Each day say starts with a simple routine, a sponge bath in bed. Next, he’s dressed in sensible sweat pants and easy to slip on cotton shirt, and then wheeled to his breakfast of oatmeal, fruit, and medication. All this takes about one hour and it’s off to his tattered and worn-out recliner for a day filled with what appears to be devoid of anything substantial. With his eyes closed, he looks like he’s asleep, but I know better.
Jack Madden is a gentle man that converses with the Lord daily in his mind, body, and soul. In those quiet hours alone in his chair, he connects with the spiritual world. I know my mother is calling him to come be with her, but he’s not ready. He has things to think about, a lifetime to remember, and people to pray for.
This journey with my dad has me constantly re-evaluating the gift we call life and a family’s role in it. Why do some die young and others live way past what is deemed reasonable and even necessary? Has medical science gone too far in keeping people alive longer than they should be? Is it a requirement that an adult child take on the care giving of their aging parent after they’ve just raised their own children? Sure, our parents cared for us when we were young, but that was their choice. They wanted children to complete them just as we’ve done. Will we be expecting the same from our children? There is no right or wrong answer to these questions. Only what works for the people involved.
Years ago, I made a promise I’d never leave my father alone in a nursing home. Has it been easy? Hell no! The house constantly smells of dirty diapers and the floors and walls are permanently scarred with divots from the metal spokes of his wheelchair. I have no freedom for he can never be left alone and I feel trapped and often angry at the unfairness of it all.
Does it have its rewards? Absolutely! With my dad by my side each day, I’ve learned not only about my heritage and the incredible human being I’m proud to call my father, but about humanity – especially mine. I’ve been able to care for another human being despite the hardship and pain to me. I’ve learned to set aside my negative emotion and selfishness because of a treasured life. But most importantly, for me, because it’s been the right thing to do.

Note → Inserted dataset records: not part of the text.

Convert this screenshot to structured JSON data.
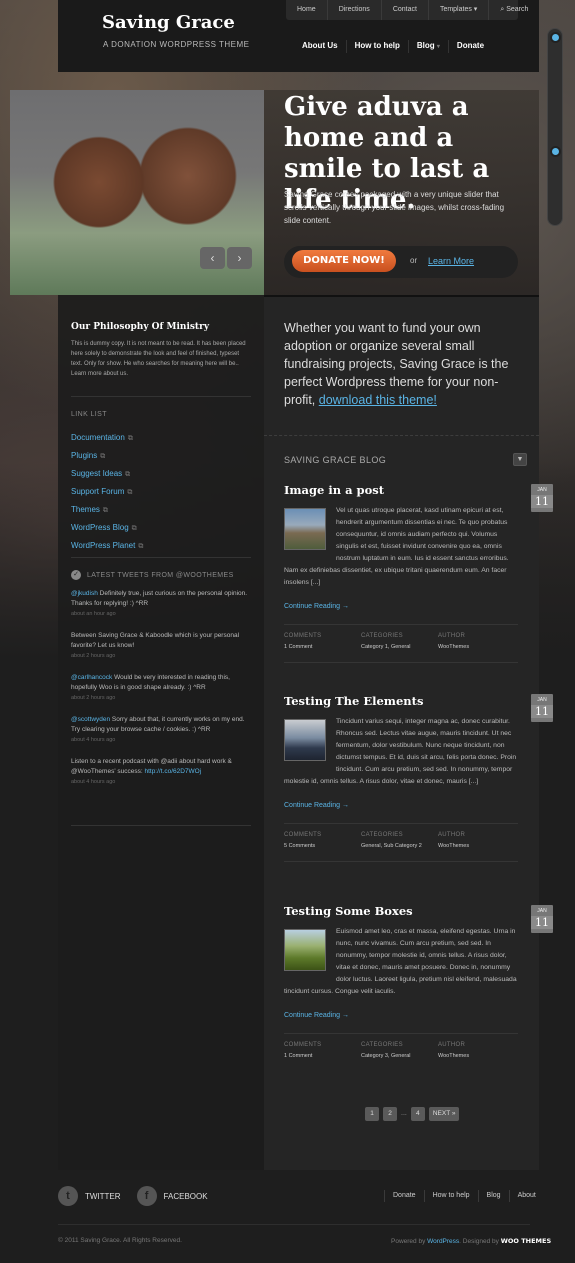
{
  "site": {
    "title": "Saving Grace",
    "tagline": "A DONATION WORDPRESS THEME"
  },
  "topnav": [
    {
      "label": "Home"
    },
    {
      "label": "Directions"
    },
    {
      "label": "Contact"
    },
    {
      "label": "Templates"
    },
    {
      "label": "Search"
    }
  ],
  "mainnav": [
    {
      "label": "About Us"
    },
    {
      "label": "How to help"
    },
    {
      "label": "Blog"
    },
    {
      "label": "Donate"
    }
  ],
  "hero": {
    "title": "Give aduva a home and a smile to last a life time.",
    "text": "Saving Grace comes packaged with a very unique slider that scrolls vertically through your slide images, whilst cross-fading slide content.",
    "donate_label": "DONATE NOW!",
    "or_label": "or",
    "learn_label": "Learn More",
    "prev_icon": "‹",
    "next_icon": "›"
  },
  "philosophy": {
    "title": "Our Philosophy Of Ministry",
    "text": "This is dummy copy. It is not meant to be read. It has been placed here solely to demonstrate the look and feel of finished, typeset text. Only for show. He who searches for meaning here will be.. Learn more about us."
  },
  "link_list": {
    "title": "LINK LIST",
    "items": [
      {
        "label": "Documentation"
      },
      {
        "label": "Plugins"
      },
      {
        "label": "Suggest Ideas"
      },
      {
        "label": "Support Forum"
      },
      {
        "label": "Themes"
      },
      {
        "label": "WordPress Blog"
      },
      {
        "label": "WordPress Planet"
      }
    ]
  },
  "tweets": {
    "title": "LATEST TWEETS FROM @WOOTHEMES",
    "items": [
      {
        "user": "@jkudish",
        "text": " Definitely true, just curious on the personal opinion. Thanks for replying! :) ^RR",
        "link": "",
        "time": "about an hour ago"
      },
      {
        "user": "",
        "text": "Between Saving Grace & Kaboodle which is your personal favorite? Let us know!",
        "link": "",
        "time": "about 2 hours ago"
      },
      {
        "user": "@carlhancock",
        "text": " Would be very interested in reading this, hopefully Woo is in good shape already. :) ^RR",
        "link": "",
        "time": "about 2 hours ago"
      },
      {
        "user": "@scottwyden",
        "text": " Sorry about that, it currently works on my end. Try clearing your browse cache / cookies. :) ^RR",
        "link": "",
        "time": "about 4 hours ago"
      },
      {
        "user": "",
        "text": "Listen to a recent podcast with @adii about hard work & @WooThemes' success: ",
        "link": "http://t.co/62D7WOj",
        "time": "about 4 hours ago"
      }
    ]
  },
  "intro": {
    "text": "Whether you want to fund your own adoption or organize several small fundraising projects, Saving Grace is the perfect Wordpress theme for your non-profit, ",
    "link": "download this theme!"
  },
  "blog": {
    "heading": "SAVING GRACE BLOG",
    "toggle_icon": "▼",
    "continue_label": "Continue Reading →",
    "meta_labels": {
      "comments": "COMMENTS",
      "categories": "CATEGORIES",
      "author": "AUTHOR"
    },
    "posts": [
      {
        "title": "Image in a post",
        "body": "Vel ut quas utroque placerat, kasd utinam epicuri at est, hendrerit argumentum dissentias ei nec. Te quo probatus consequuntur, id omnis audiam perfecto qui. Volumus singulis et est, fuisset invidunt convenire quo ea, omnis nostrum luptatum in eum. Ius id essent sanctus erroribus. Nam ex definiebas dissentiet, ex ubique tritani quaerendum eum. An facer insolens [...]",
        "comments": "1 Comment",
        "categories": "Category 1, General",
        "author": "WooThemes",
        "date_mon": "JAN",
        "date_day": "11"
      },
      {
        "title": "Testing The Elements",
        "body": "Tincidunt varius sequi, integer magna ac, donec curabitur. Rhoncus sed. Lectus vitae augue, mauris tincidunt. Ut nec fermentum, dolor vestibulum. Nunc neque tincidunt, non dictumst tempus. Et id, duis sit arcu, felis porta donec. Proin tincidunt. Cum arcu pretium, sed sed. In nonummy, tempor molestie id, omnis tellus. A risus dolor, vitae et donec, mauris [...]",
        "comments": "5 Comments",
        "categories": "General, Sub Category 2",
        "author": "WooThemes",
        "date_mon": "JAN",
        "date_day": "11"
      },
      {
        "title": "Testing Some Boxes",
        "body": "Euismod amet leo, cras et massa, eleifend egestas. Urna in nunc, nunc vivamus. Cum arcu pretium, sed sed. In nonummy, tempor molestie id, omnis tellus. A risus dolor, vitae et donec, mauris amet posuere. Donec in, nonummy dolor luctus. Laoreet ligula, pretium nisl eleifend, malesuada tincidunt cursus. Congue velit iaculis.",
        "comments": "1 Comment",
        "categories": "Category 3, General",
        "author": "WooThemes",
        "date_mon": "JAN",
        "date_day": "11"
      }
    ]
  },
  "pagination": {
    "p1": "1",
    "p2": "2",
    "dots": "...",
    "p4": "4",
    "next": "NEXT »"
  },
  "footer": {
    "twitter_label": "TWITTER",
    "twitter_icon": "t",
    "facebook_label": "FACEBOOK",
    "facebook_icon": "f",
    "nav": [
      {
        "label": "Donate"
      },
      {
        "label": "How to help"
      },
      {
        "label": "Blog"
      },
      {
        "label": "About"
      }
    ],
    "copyright": "© 2011 Saving Grace. All Rights Reserved.",
    "powered_prefix": "Powered by ",
    "powered_link": "WordPress",
    "designed_by": ". Designed by ",
    "designer": "WOO THEMES"
  }
}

So, as I watch him get ready to give me that final last kiss good night, I pray, “God, give him all the time he wants. Let him stand in front of that mirror in his mind and study every line that traverses of his handsome face for it’s the map of where his life has traveled. Let him look into his closet and take hours to pick the perfect outfit to wear and allow him more time to comb that beautiful white hair for as long as he wishes.”
As far as I’m concerned, this is one time my daddy can be impolite and throw punctuality out the window. I’m thrilled he’s too busy to die because I’m too selfish to let him go.